- In 2010, under the Supplemental Poverty Measure, seniors make up 12.7% of people in poverty as compared with 7.6% under the official measure.[ix]
- In 2010, under the Supplemental Poverty Measure, medical out of pocket expenses (MOOP) nearly double the poverty rate among seniors (8.6% without MOOP, 15.9% with).[x]
Federal Nutrition Assistance
- Elderly households are much less likely to receive help through the Supplemental Nutrition Assistance Program (SNAP) than non-elderly households, even when expected benefits are roughly the same.[xi]
- Seniors require greater consideration towards their health and medical needs that can become compromised when there is not enough food to eat. A study which examined the health and nutritional status of seniors found that food insecure seniors had significantly lower intakes of vital nutrients in their diets when compared to their food secure counterparts. In addition, food insecure seniors were 2.33 times more likely to report fair/poor health status and had higher nutritional risk. [xii]
[i] U.S. Department of Health and Human Services, Administration on Aging. (2010). A profile of Older Americans: 2010
[ii] Cohen, R., J. Mabli,, F. Potter & Z. Zhao. (2010). Hunger in America 2010. Mathematica Policy Research, Feeding America.
[iii] Coleman-Jensen, A., Nord, M., Andrews, M., & Carlson, S. (2012). Household Food Security in the United States in 2011. USDA ERS.
[iv] Ziliak, J. & Gundersen, C. (2011, August ). Food Insecurity Among Older Adults.
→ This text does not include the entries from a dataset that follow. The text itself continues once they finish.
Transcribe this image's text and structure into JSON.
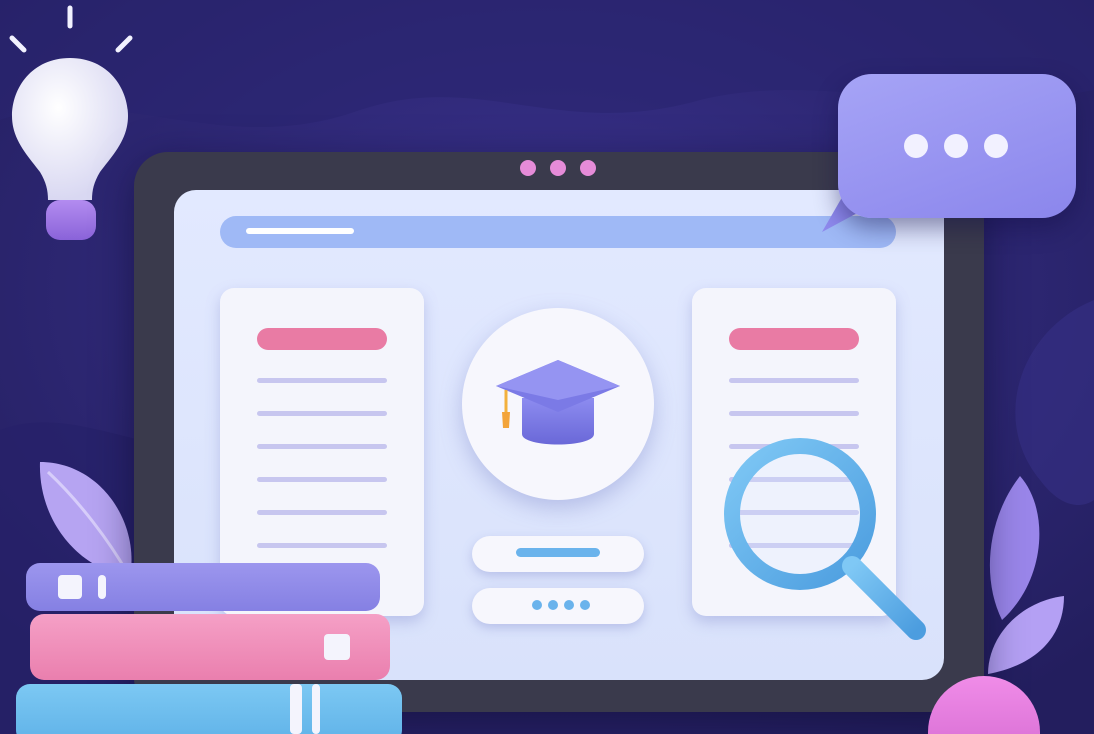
{
  "scene": {
    "description_icons": [
      "lightbulb-icon",
      "graduation-cap-icon",
      "magnifier-icon",
      "chat-bubble-icon",
      "books-icon",
      "leaf-icon"
    ],
    "colors": {
      "background": "#2e2873",
      "monitor_frame": "#3a3a4c",
      "screen": "#e2e9ff",
      "accent_pink": "#e97ba4",
      "accent_blue": "#6ab3ec",
      "accent_purple": "#8b86ec"
    }
  }
}
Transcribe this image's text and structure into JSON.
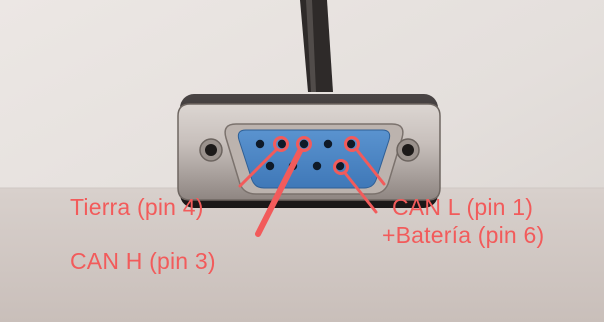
{
  "photo": {
    "subject": "db9-female-connector-pinout",
    "annotation_color": "#f25b5b",
    "labels": {
      "tierra": "Tierra (pin 4)",
      "can_h": "CAN H (pin 3)",
      "can_l": "CAN L (pin 1)",
      "bateria": "+Batería (pin 6)"
    }
  }
}
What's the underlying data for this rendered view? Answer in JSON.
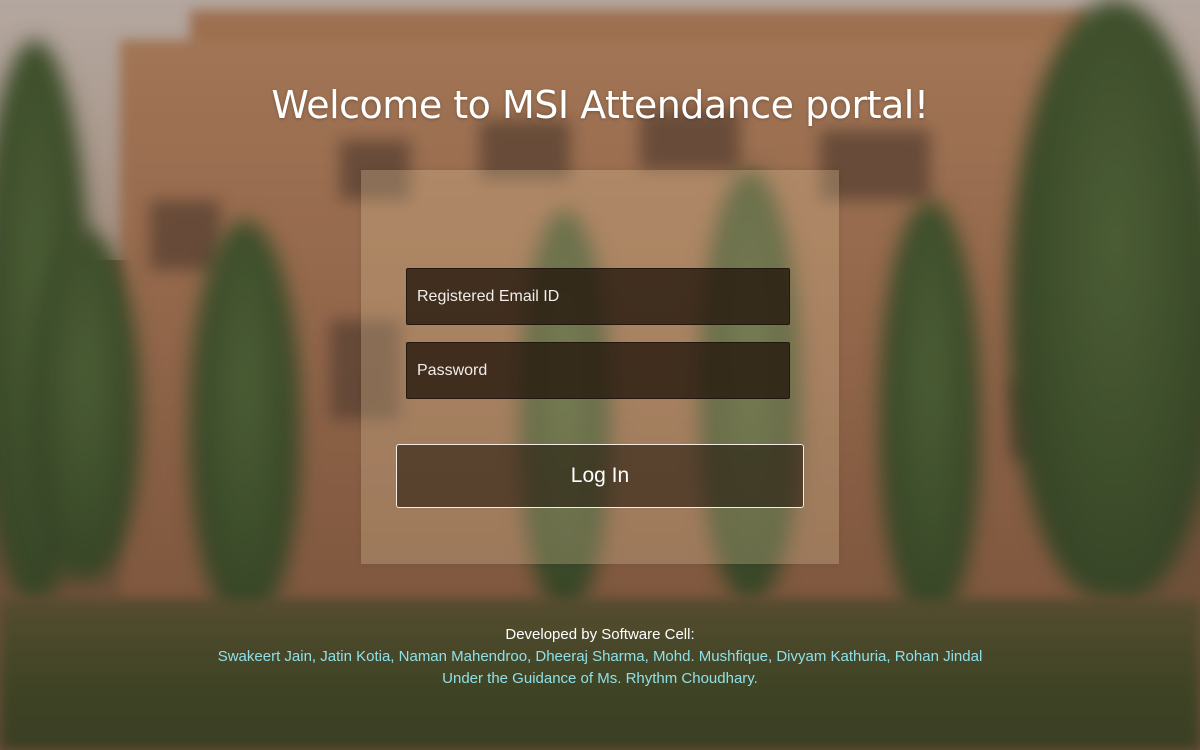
{
  "header": {
    "title": "Welcome to MSI Attendance portal!"
  },
  "login_form": {
    "email_placeholder": "Registered Email ID",
    "email_value": "",
    "password_placeholder": "Password",
    "password_value": "",
    "login_label": "Log In"
  },
  "footer": {
    "developed_by": "Developed by Software Cell:",
    "names": "Swakeert Jain, Jatin Kotia, Naman Mahendroo, Dheeraj Sharma, Mohd. Mushfique, Divyam Kathuria, Rohan Jindal",
    "guidance": "Under the Guidance of Ms. Rhythm Choudhary."
  },
  "colors": {
    "footer_accent": "#8fe0e6",
    "title_text": "#ffffff"
  }
}
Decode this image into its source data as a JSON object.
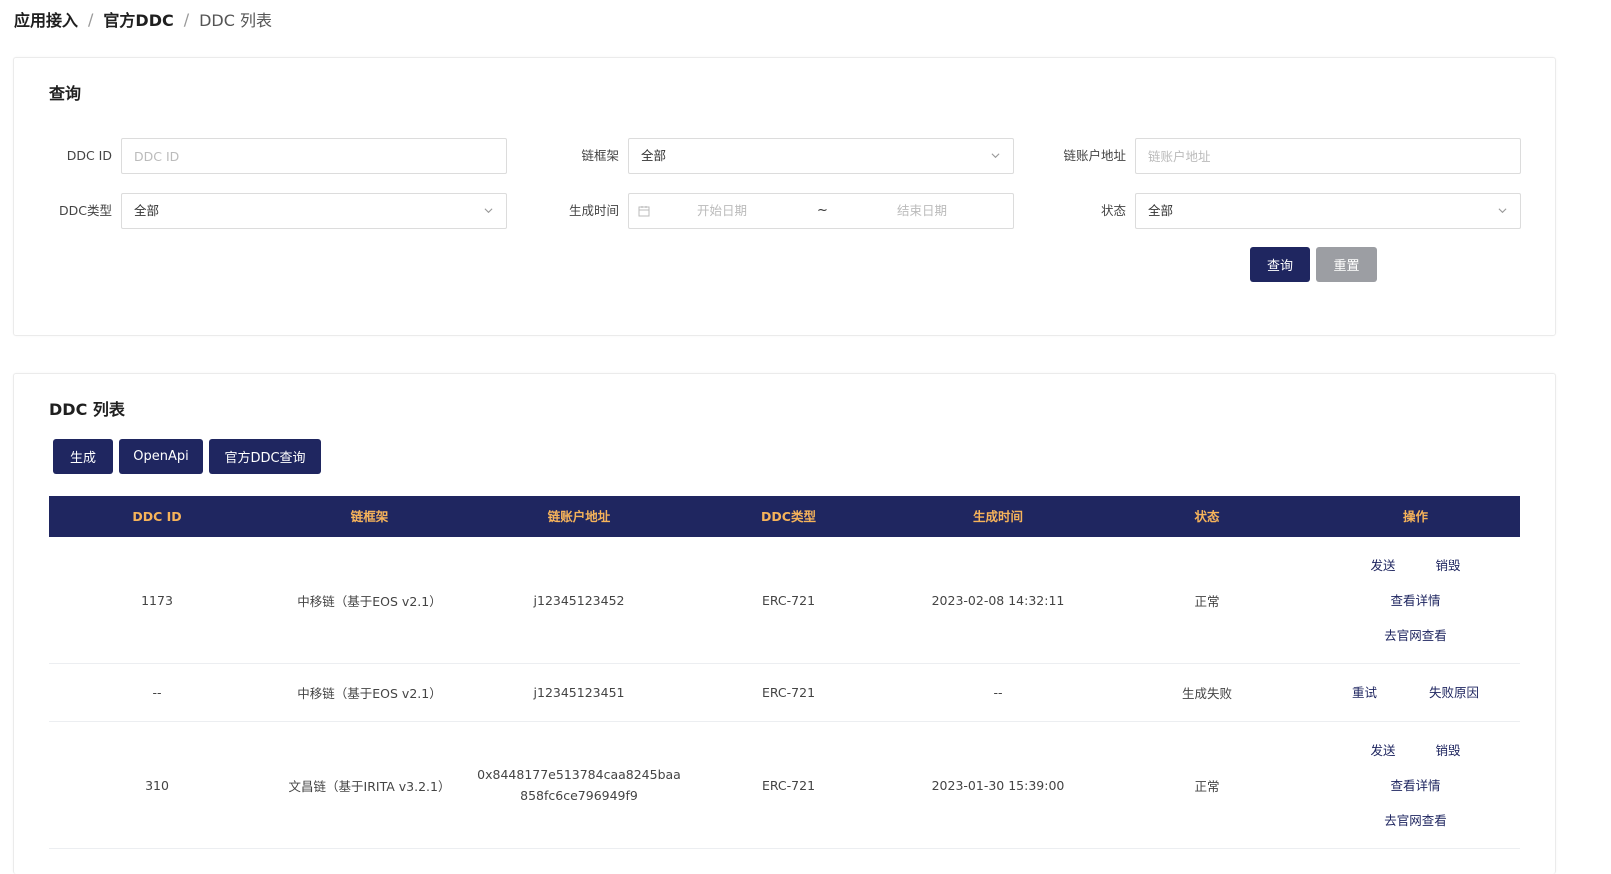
{
  "breadcrumb": [
    "应用接入",
    "官方DDC",
    "DDC 列表"
  ],
  "query": {
    "title": "查询",
    "fields": {
      "ddc_id": {
        "label": "DDC ID",
        "placeholder": "DDC ID"
      },
      "chain_framework": {
        "label": "链框架",
        "value": "全部"
      },
      "chain_account": {
        "label": "链账户地址",
        "placeholder": "链账户地址"
      },
      "ddc_type": {
        "label": "DDC类型",
        "value": "全部"
      },
      "created_time": {
        "label": "生成时间",
        "start_placeholder": "开始日期",
        "separator": "~",
        "end_placeholder": "结束日期"
      },
      "status": {
        "label": "状态",
        "value": "全部"
      }
    },
    "buttons": {
      "query": "查询",
      "reset": "重置"
    }
  },
  "list": {
    "title": "DDC 列表",
    "buttons": {
      "generate": "生成",
      "openapi": "OpenApi",
      "official_query": "官方DDC查询"
    },
    "columns": [
      "DDC ID",
      "链框架",
      "链账户地址",
      "DDC类型",
      "生成时间",
      "状态",
      "操作"
    ],
    "rows": [
      {
        "ddc_id": "1173",
        "framework": "中移链（基于EOS v2.1）",
        "address": [
          "j12345123452"
        ],
        "type": "ERC-721",
        "time": "2023-02-08 14:32:11",
        "status": "正常",
        "ops": {
          "send": "发送",
          "destroy": "销毁",
          "detail": "查看详情",
          "official": "去官网查看"
        }
      },
      {
        "ddc_id": "--",
        "framework": "中移链（基于EOS v2.1）",
        "address": [
          "j12345123451"
        ],
        "type": "ERC-721",
        "time": "--",
        "status": "生成失败",
        "ops": {
          "retry": "重试",
          "reason": "失败原因"
        }
      },
      {
        "ddc_id": "310",
        "framework": "文昌链（基于IRITA v3.2.1）",
        "address": [
          "0x8448177e513784caa8245baa",
          "858fc6ce796949f9"
        ],
        "type": "ERC-721",
        "time": "2023-01-30 15:39:00",
        "status": "正常",
        "ops": {
          "send": "发送",
          "destroy": "销毁",
          "detail": "查看详情",
          "official": "去官网查看"
        }
      }
    ]
  },
  "colors": {
    "primary": "#1f2660",
    "header_text": "#f6b35a",
    "reset_button": "#9c9ea3"
  },
  "icons": {
    "select_arrow": "chevron-down-icon",
    "date": "calendar-icon"
  }
}
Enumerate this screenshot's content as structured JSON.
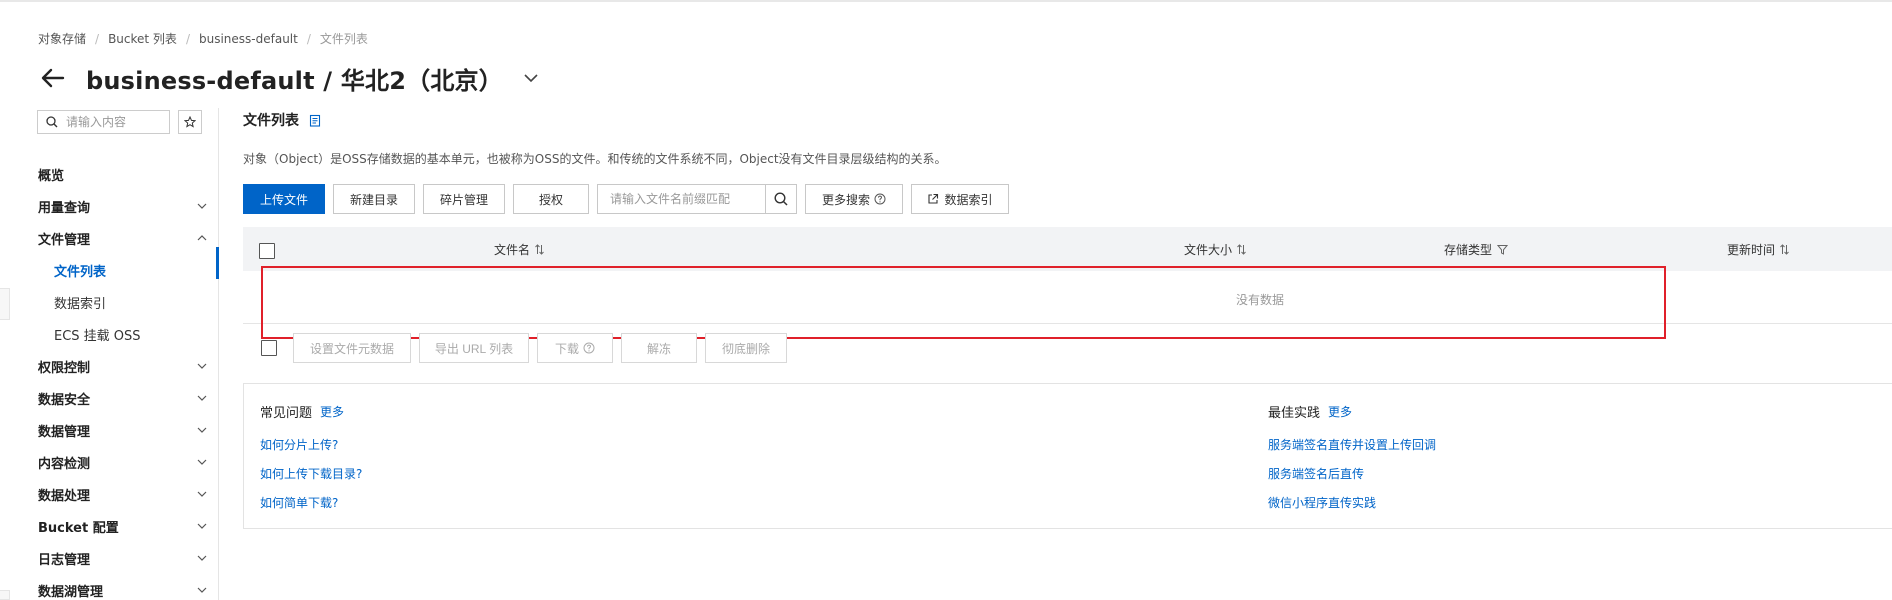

A report submitted to the AARP Foundation.
[vi] Ziliak, J. & Gunderson, C. (2009, September). Senior Hunger in the United States: Differences across states and rural and urban areas. University of Kentucky Center for Poverty Research Special Reports. Retrieved October 7, 2010. http://www.ukcpr.org/Publications/seniorhungerfollowup.pdf[v] United States Department of Agriculture/Office of Analysis, Nutrition, and Evaluation. Elderly Participation and the Minimum Benefit. November 2002.
[vii] Wolfe WS, Frongillo EA, Valois P. Understanding the experience of food insecurity by elders suggests ways to improve its measurement. J. Nutr. 133:2762-2769, 2003.
[viii] DeNavas-Walt, Carmen, B.D. Proctor, J. Smith. U.S. Census Bureau. Income, Poverty, and Health Insurance Coverage in the United States: 2010. September 2011.
[ix] The Research Supplemental Poverty Measure: 2010. (2011). U.S. Census Bureau.
[xi] Ziliak, J. & Gunderson, C. (2009, September). Senior Hunger in the United States: Differences across states and rural and urban areas. University of Kentucky Center for Poverty Research Special Reports. Retrieved October 7, 2010. http://www.ukcpr.org/Publications/seniorhungerfollowup.pdf[v] United States Department of Agriculture/Office of Analysis, Nutrition, and Evaluation. Elderly Participation and the Minimum Benefit. November 2002.
[xii] Lee JS, Frongillo, Jr. EA. Nutritional and health consequences are associated with food insecurity among U.S. elderly persons. J. Nutr. 131: 1503-1509, 2001